In the realm of racing, staysails play a pivotal role in gaining a competitive edge on the racecourse. Sailors meticulously analyze wind patterns, course geometry, and tactical considerations to optimize staysail selection and deployment. Innovative sail designs, such as asymmetrical spinnakers and code zeros, blur the lines between traditional staysails and specialized downwind sails, offering greater versatility and performance in competitive sailing environments.
Lastly, safety considerations must always be paramount when deploying staysails, especially in challenging weather conditions. Adequate training and seamanship skills are essential for navigating safely with staysails, particularly during maneuvers such as reefing and sail changes. Regular maintenance and inspection of staysail rigging and hardware are imperative to ensure structural integrity and prevent equipment failure at sea.
The strategic deployment of staysails is essential for maximizing their effectiveness and harnessing the full potential of wind energy. Factors such as wind strength, wind angle, and sea conditions dictate the selection and configuration of staysails.
Sail trim, including proper tensioning of sheets and halyards, plays a crucial role in optimizing sail performance and minimizing drag. Additionally, the coordination between staysails and other sails in the sail plan is paramount for achieving balance and stability, especially during maneuvers such as tacking and gybing.
In the intricate tapestry of sailing, staysails emerge as quintessential elements, blending elegance with efficiency to elevate the sailing experience. From their diverse types to their myriad functions, staysails embody the essence of seamanship and innovation.
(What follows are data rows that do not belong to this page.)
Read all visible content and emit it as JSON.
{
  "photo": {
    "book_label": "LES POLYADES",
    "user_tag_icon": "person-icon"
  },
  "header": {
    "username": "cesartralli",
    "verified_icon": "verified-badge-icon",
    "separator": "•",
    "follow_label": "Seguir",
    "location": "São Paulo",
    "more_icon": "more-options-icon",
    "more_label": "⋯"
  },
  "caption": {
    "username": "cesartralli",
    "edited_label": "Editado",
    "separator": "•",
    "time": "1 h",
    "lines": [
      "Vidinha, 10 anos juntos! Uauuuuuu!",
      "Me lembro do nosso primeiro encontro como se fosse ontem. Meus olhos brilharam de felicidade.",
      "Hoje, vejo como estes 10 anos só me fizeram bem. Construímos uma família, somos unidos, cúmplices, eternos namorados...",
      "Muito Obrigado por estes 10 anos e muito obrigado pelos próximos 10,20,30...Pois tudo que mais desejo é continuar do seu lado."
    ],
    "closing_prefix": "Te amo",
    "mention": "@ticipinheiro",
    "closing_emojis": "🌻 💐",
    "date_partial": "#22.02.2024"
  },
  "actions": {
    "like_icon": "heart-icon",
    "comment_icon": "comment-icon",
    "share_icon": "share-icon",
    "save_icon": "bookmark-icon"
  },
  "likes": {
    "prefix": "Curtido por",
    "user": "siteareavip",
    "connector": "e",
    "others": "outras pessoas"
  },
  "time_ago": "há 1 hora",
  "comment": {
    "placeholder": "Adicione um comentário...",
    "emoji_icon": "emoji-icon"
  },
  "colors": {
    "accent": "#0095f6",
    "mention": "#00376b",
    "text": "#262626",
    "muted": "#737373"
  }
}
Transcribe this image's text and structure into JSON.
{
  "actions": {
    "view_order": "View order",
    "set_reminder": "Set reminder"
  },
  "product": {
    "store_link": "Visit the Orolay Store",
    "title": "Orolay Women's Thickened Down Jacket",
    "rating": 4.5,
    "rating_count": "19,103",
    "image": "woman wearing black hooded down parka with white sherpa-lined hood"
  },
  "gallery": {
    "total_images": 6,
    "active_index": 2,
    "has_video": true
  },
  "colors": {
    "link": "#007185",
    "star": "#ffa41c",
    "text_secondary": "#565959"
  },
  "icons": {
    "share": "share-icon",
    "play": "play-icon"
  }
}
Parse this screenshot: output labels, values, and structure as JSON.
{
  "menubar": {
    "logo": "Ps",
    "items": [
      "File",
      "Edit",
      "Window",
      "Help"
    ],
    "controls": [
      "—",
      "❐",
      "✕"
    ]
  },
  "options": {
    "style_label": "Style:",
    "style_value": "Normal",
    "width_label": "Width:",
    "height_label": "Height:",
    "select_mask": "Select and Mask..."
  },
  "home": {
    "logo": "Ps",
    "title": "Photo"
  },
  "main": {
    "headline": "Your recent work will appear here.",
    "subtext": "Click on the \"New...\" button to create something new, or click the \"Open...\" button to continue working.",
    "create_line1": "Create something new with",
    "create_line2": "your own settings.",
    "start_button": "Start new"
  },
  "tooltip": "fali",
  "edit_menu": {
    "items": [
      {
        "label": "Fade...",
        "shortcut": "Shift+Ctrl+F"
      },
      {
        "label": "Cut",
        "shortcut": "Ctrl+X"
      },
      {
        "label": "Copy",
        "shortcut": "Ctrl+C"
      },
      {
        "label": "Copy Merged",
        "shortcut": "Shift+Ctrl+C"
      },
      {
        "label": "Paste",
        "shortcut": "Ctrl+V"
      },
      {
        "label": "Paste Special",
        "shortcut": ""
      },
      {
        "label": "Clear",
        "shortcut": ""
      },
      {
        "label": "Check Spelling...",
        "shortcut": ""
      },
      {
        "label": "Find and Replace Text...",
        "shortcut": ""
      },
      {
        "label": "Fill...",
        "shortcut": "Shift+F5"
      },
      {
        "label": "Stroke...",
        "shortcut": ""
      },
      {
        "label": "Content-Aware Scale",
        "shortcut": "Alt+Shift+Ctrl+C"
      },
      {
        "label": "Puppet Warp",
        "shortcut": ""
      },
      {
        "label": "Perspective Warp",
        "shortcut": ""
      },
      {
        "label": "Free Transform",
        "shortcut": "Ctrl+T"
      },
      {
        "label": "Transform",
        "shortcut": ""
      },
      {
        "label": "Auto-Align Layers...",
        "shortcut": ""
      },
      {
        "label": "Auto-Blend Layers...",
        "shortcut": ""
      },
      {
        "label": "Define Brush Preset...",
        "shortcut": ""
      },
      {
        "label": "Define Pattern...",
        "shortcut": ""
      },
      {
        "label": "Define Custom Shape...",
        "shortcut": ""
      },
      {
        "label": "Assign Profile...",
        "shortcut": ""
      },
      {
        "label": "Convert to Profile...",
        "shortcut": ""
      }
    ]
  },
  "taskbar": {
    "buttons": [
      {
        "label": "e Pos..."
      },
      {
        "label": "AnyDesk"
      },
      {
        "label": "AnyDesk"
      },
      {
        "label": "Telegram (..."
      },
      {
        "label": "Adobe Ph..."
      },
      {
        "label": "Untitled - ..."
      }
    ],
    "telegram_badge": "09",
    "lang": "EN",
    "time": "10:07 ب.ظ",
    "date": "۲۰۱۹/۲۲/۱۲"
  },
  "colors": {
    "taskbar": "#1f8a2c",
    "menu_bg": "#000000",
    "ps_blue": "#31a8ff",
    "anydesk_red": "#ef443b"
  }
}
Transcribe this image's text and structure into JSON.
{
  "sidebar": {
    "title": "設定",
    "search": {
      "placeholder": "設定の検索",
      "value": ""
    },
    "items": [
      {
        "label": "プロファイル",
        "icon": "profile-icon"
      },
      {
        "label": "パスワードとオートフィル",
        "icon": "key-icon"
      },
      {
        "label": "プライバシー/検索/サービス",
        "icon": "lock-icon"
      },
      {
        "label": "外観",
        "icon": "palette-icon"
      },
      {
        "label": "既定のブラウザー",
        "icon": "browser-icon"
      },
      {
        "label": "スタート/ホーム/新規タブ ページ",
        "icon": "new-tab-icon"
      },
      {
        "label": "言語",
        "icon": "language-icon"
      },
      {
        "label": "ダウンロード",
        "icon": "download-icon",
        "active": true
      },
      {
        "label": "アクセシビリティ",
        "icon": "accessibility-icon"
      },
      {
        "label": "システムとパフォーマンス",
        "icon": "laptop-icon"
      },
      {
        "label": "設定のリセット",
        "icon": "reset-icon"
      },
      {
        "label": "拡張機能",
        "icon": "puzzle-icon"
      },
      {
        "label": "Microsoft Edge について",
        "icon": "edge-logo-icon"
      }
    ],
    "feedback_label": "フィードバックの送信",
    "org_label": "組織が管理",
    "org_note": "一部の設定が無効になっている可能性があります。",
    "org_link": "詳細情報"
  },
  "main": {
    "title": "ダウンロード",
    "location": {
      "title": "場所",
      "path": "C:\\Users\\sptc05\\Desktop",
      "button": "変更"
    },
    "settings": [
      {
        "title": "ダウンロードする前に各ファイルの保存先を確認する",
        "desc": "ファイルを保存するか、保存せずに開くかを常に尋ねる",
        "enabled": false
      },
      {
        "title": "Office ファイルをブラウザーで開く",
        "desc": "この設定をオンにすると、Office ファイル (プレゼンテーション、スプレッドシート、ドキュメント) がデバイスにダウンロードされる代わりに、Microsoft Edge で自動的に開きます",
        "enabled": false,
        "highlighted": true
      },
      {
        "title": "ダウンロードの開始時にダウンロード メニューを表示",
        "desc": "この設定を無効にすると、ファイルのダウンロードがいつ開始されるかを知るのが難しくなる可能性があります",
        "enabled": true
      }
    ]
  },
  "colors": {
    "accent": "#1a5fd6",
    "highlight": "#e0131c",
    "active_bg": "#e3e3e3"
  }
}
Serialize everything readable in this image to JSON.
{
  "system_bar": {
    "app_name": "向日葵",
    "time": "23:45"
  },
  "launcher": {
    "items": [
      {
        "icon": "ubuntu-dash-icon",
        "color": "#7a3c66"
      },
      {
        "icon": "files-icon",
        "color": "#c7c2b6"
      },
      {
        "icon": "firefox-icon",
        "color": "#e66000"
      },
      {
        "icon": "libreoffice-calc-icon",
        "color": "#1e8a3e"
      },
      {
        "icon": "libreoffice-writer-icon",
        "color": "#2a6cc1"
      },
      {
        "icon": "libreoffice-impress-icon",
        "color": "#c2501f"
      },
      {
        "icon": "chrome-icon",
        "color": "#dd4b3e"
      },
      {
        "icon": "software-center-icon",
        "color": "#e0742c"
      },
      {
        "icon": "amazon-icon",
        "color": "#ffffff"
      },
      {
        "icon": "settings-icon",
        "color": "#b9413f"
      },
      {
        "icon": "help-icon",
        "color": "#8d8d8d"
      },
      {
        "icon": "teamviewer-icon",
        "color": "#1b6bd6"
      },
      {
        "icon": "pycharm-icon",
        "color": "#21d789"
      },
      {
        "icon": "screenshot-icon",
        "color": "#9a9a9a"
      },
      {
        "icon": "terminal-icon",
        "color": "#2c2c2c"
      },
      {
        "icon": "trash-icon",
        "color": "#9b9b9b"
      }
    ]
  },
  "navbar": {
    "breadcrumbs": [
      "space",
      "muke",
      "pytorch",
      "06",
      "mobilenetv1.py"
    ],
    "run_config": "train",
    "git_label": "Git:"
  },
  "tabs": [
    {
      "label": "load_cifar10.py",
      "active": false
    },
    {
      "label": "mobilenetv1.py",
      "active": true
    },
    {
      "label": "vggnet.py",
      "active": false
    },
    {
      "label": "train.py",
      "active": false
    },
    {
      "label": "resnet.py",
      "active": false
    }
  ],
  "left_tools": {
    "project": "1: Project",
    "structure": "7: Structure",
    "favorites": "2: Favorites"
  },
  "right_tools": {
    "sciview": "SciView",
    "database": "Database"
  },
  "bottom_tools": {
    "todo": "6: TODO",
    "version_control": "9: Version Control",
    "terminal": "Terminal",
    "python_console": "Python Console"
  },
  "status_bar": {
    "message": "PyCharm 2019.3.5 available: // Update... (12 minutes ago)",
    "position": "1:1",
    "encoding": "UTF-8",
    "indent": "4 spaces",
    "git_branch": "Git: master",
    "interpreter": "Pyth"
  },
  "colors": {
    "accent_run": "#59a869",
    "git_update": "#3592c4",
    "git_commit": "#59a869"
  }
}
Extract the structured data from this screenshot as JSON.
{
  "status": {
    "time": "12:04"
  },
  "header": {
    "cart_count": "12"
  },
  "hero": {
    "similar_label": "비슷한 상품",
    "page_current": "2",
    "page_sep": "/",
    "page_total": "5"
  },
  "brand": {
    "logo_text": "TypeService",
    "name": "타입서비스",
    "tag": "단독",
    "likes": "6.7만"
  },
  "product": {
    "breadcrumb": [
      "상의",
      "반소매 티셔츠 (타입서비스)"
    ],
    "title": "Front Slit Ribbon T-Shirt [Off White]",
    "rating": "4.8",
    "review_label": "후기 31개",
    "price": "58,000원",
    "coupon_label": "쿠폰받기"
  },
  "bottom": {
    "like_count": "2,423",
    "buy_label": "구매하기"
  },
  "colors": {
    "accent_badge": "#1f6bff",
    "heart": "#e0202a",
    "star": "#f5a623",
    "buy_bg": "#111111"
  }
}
As sailors continue to push the boundaries of exploration and adventure, staysails will remain steadfast companions, guiding vessels across vast oceans and into new horizons, where the timeless allure of sailing thrives.